"We're going to have a blast together!"
Well, okay, Barbie. I'm down for hangin' out, as long as we keep it on the cheap. I've got a house payment due this week.
"Let's go shopping together!"
"Do you want pizza for lunch?"
Well, okay, I suppose I can buy you some pizza.
"Want to get some ice cream?"
Jeez, Barbie, aren't you a little full of pizza? I mean, you've got to watch your figure, right?
"Let's stop for a snack!"
Barbie, you might have what's called a binging disorder. I'm starting to get a little worried.
"Let's go shoe shopping!"
Umm, I just spent my last $30 on pizza and ice cream, lady.
"I know a great boutique!"
Boutiques are PRICEY, Barbs. Can't we just go to Wal...
"Let's pack for a picnic at the beach!"
We live in Illinois, Barbarella. The nearest beach is, what, the Indiana Sand Dunes? That's about $100 in gas round trip + food + expenses...
"Hotel reservations - how can I help you?"
HOTEL?! You can help me get away from this spending succubus is what you can do...
"Let's find a tour bus!"
WHO are you dating? The guy from the Monopoly board? No wonder Ken left you for Allan...
"I'm all ready for our flight!"
Barbie is the devil.
"Don't you want to upgrade to first class?"
AAAAAAAGH! RUN AWAY!!!!!!!!!!!!!
For the rest of the night, the 6-year-old waltzed around telling Amy & I that she needed to upgrade to first class, despite not having any clue what it meant. I should have told her that it meant eating her vegetables and opening a savings account.
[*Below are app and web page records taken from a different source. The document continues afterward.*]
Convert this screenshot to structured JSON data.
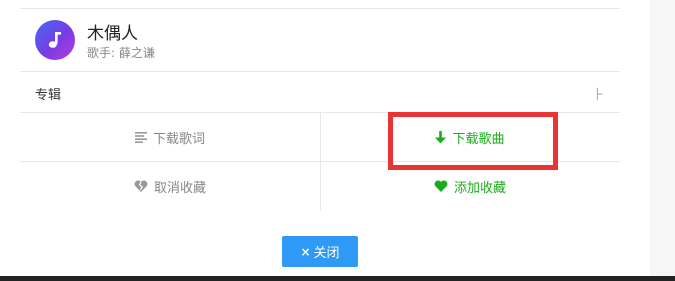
{
  "song": {
    "title": "木偶人",
    "artist_label": "歌手: 薛之谦",
    "cover_icon": "music-note-icon"
  },
  "album": {
    "label": "专辑",
    "icon_glyph": "⺊"
  },
  "actions": {
    "download_lyrics": "下载歌词",
    "download_song": "下载歌曲",
    "unfavorite": "取消收藏",
    "add_favorite": "添加收藏"
  },
  "close_button": {
    "label": "关闭",
    "icon": "×"
  },
  "colors": {
    "accent_green": "#1aad19",
    "button_blue": "#2e9af5",
    "highlight_red": "#ea3333"
  }
}
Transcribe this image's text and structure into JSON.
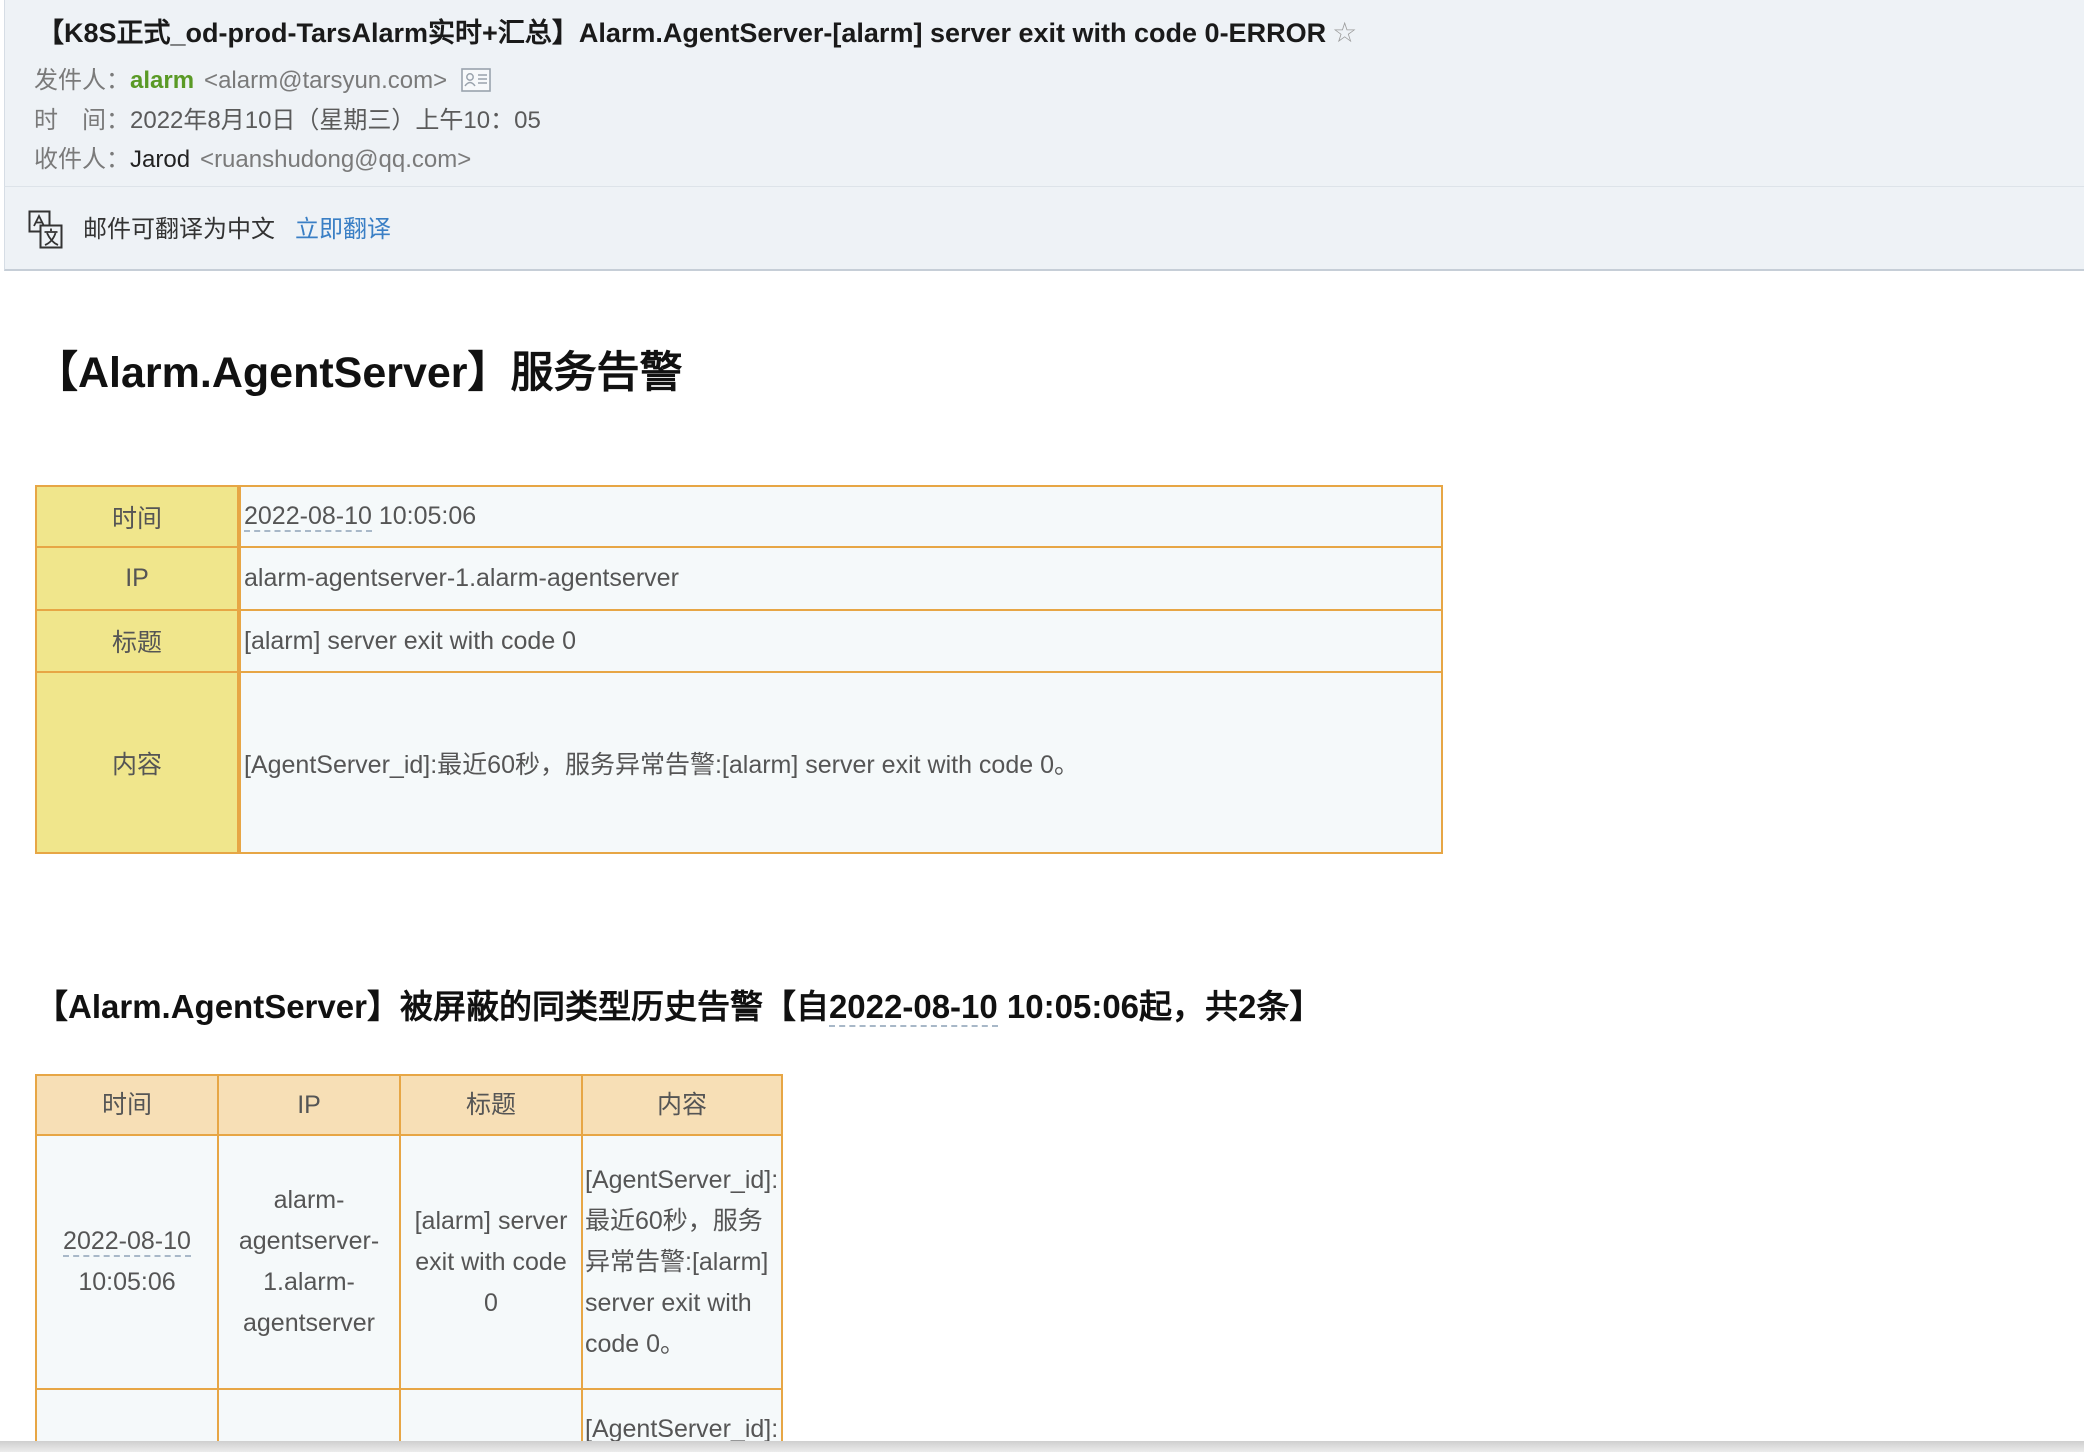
{
  "mail": {
    "subject": "【K8S正式_od-prod-TarsAlarm实时+汇总】Alarm.AgentServer-[alarm] server exit with code 0-ERROR",
    "from": {
      "label": "发件人：",
      "name": "alarm",
      "address": "<alarm@tarsyun.com>"
    },
    "time": {
      "label": "时　间：",
      "value": "2022年8月10日（星期三）上午10：05"
    },
    "to": {
      "label": "收件人：",
      "name": "Jarod",
      "address": "<ruanshudong@qq.com>"
    },
    "icons": {
      "star": "star-outline-icon",
      "contact_card": "contact-card-icon"
    }
  },
  "translate_bar": {
    "icon": "translate-icon",
    "message": "邮件可翻译为中文",
    "action": "立即翻译"
  },
  "body": {
    "alert_heading": "【Alarm.AgentServer】服务告警",
    "alert_table": {
      "rows": [
        {
          "label": "时间",
          "date": "2022-08-10",
          "time": "10:05:06"
        },
        {
          "label": "IP",
          "value": "alarm-agentserver-1.alarm-agentserver"
        },
        {
          "label": "标题",
          "value": "[alarm] server exit with code 0"
        },
        {
          "label": "内容",
          "value": "[AgentServer_id]:最近60秒，服务异常告警:[alarm] server exit with code 0。"
        }
      ]
    },
    "history_heading": {
      "prefix": "【Alarm.AgentServer】被屏蔽的同类型历史告警【自",
      "date": "2022-08-10",
      "suffix": " 10:05:06起，共2条】"
    },
    "history_table": {
      "headers": [
        "时间",
        "IP",
        "标题",
        "内容"
      ],
      "rows": [
        {
          "date": "2022-08-10",
          "time": "10:05:06",
          "ip": "alarm-agentserver-1.alarm-agentserver",
          "title": "[alarm] server exit with code 0",
          "content": "[AgentServer_id]:最近60秒，服务异常告警:[alarm] server exit with code 0。"
        },
        {
          "content": "[AgentServer_id]:"
        }
      ]
    }
  },
  "colors": {
    "header_bg": "#eef2f6",
    "header_border": "#c6ced7",
    "sender_green": "#5a9a26",
    "link_blue": "#3a7fc5",
    "table_border": "#e7a645",
    "label_bg": "#f0e68c",
    "history_header_bg": "#f7dfb6",
    "cell_bg": "#f5f9fa",
    "text_gray": "#555555",
    "date_underline": "#a8b8c8"
  }
}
Maybe I wasn't as weird a kid as I thought. Compared to ol' Barbs here, Richie Rich is a fiscal planner. He was just guilty of HOARDING money, not SPENDING it. I don't want to live in a world where I could surprise my daughter with a trip to Disneyworld and have her pout because I had the gall to fly her there in coach.
Thanks a lot, Barbie.